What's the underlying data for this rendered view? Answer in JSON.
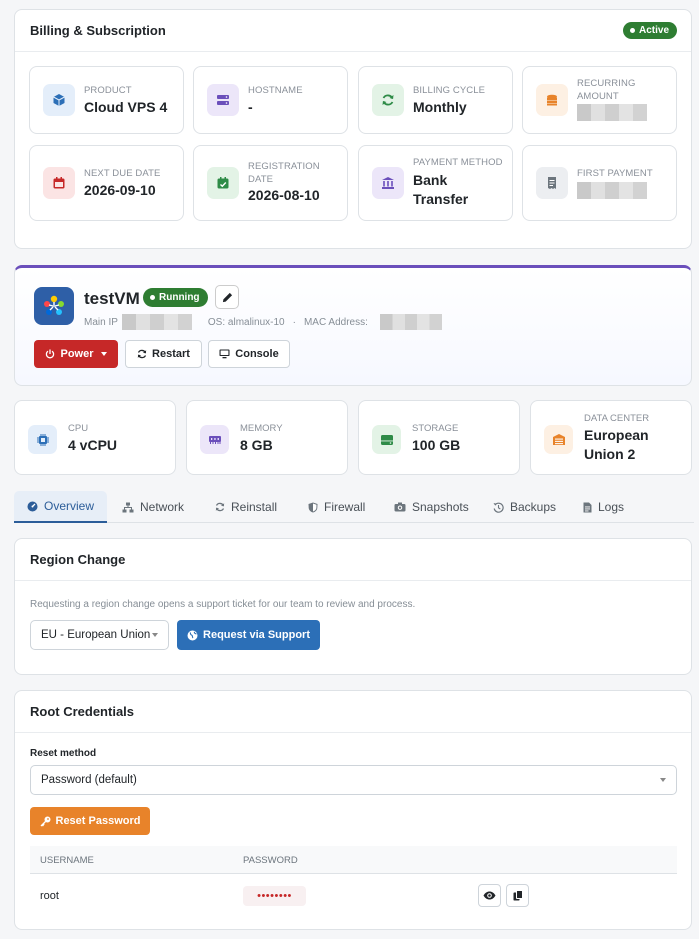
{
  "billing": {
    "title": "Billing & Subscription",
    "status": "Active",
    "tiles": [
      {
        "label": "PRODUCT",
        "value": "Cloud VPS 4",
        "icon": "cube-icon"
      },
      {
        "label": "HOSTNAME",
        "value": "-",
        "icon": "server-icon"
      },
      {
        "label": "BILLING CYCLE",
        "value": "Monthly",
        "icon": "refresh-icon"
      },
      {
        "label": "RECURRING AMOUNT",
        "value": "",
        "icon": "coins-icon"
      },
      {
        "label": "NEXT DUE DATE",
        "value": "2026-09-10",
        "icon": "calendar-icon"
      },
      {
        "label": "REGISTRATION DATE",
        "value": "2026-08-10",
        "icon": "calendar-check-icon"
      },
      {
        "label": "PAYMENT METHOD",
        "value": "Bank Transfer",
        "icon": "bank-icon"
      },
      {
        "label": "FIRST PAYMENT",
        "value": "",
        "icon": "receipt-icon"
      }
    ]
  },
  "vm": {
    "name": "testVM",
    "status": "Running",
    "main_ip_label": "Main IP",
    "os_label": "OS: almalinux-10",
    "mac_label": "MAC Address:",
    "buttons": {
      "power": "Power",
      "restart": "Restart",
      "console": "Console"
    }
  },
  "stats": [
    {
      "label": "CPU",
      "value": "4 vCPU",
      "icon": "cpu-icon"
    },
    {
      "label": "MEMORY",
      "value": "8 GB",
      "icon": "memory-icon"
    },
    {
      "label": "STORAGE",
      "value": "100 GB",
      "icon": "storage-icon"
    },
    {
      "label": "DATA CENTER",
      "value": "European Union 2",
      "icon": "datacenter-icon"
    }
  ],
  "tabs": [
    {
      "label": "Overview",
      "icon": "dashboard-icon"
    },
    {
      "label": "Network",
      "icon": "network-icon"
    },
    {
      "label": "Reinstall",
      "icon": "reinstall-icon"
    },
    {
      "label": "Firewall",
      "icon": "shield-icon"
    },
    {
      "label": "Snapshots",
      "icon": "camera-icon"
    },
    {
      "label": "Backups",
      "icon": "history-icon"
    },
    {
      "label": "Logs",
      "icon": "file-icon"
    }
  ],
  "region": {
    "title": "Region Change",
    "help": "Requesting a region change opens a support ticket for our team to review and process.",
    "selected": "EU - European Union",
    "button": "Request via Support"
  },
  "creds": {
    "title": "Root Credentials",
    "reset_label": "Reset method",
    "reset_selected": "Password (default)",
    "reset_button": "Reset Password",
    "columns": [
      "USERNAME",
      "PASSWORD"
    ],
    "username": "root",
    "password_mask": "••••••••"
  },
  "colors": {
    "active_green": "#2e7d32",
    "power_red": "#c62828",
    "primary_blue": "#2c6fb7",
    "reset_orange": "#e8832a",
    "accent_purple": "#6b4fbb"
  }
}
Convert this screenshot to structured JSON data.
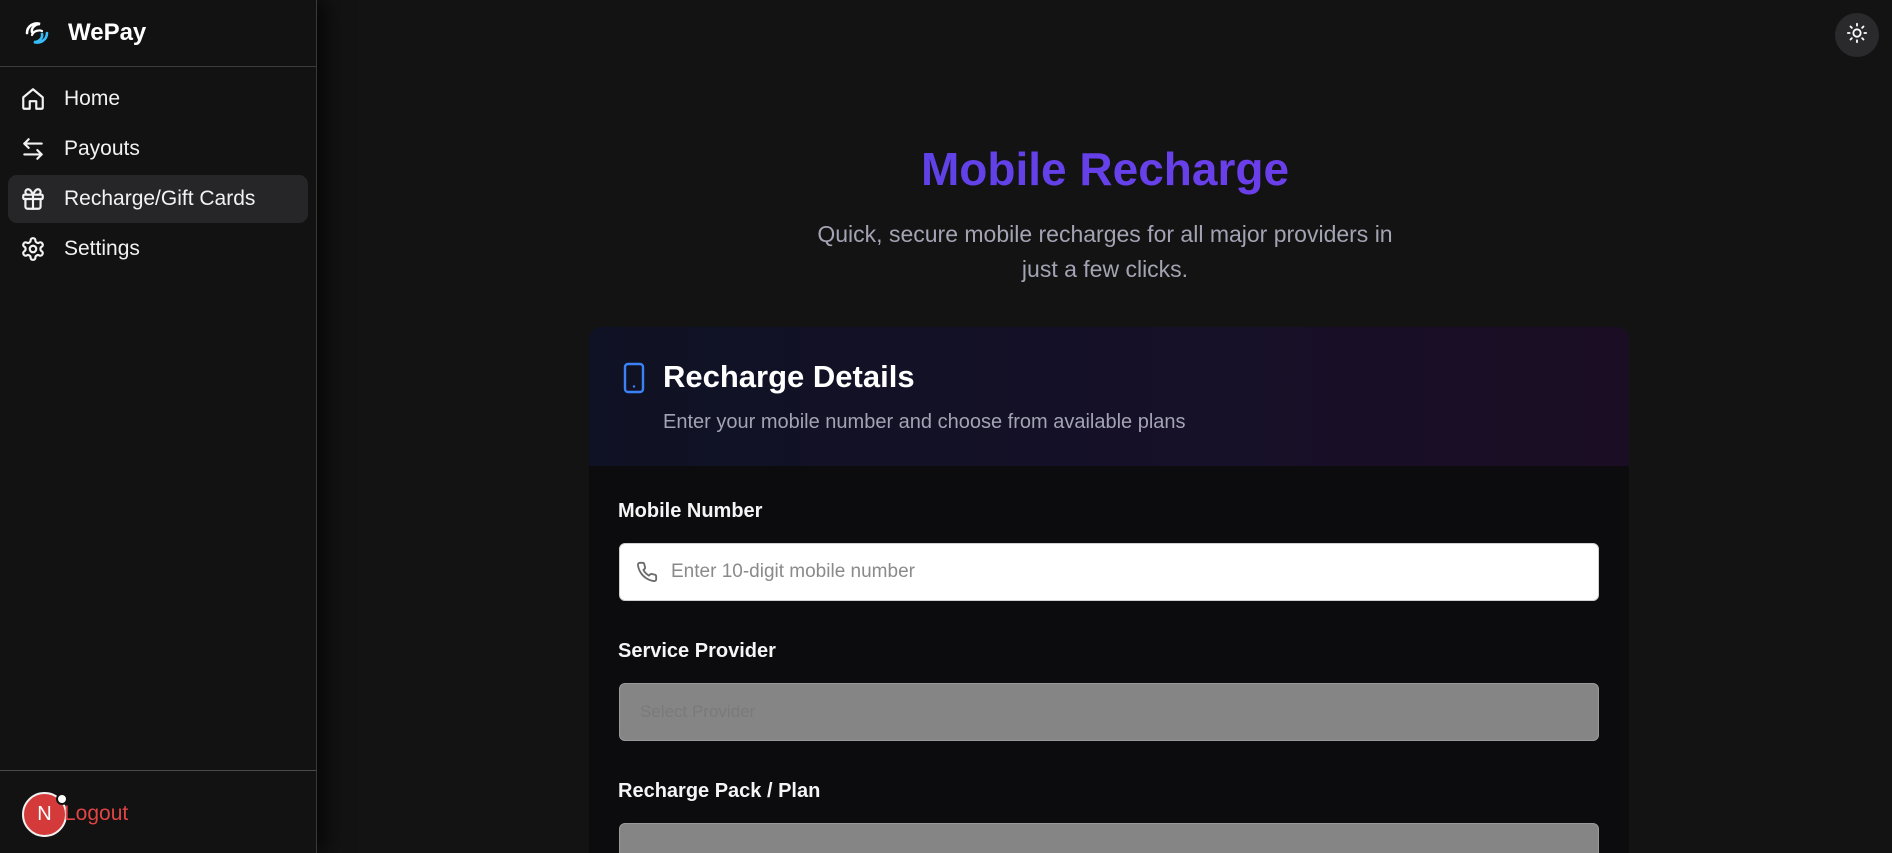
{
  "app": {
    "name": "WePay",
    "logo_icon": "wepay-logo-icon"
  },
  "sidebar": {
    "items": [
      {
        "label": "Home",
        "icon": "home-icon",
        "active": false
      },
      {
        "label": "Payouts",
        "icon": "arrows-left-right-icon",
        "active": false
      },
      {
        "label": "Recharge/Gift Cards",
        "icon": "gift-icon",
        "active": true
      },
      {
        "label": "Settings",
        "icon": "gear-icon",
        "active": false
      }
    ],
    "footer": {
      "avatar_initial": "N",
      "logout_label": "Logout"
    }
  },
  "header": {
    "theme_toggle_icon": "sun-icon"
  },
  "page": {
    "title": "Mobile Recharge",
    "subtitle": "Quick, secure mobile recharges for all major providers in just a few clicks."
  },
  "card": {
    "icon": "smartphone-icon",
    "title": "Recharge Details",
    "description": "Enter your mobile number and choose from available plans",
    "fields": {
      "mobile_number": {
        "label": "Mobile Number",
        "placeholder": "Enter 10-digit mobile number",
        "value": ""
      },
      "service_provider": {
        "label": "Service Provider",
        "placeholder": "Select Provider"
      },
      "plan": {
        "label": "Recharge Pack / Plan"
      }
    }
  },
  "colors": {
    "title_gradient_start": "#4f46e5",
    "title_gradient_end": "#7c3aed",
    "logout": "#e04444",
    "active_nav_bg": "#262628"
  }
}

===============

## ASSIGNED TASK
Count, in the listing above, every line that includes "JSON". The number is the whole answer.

## TASK OUTPUT
2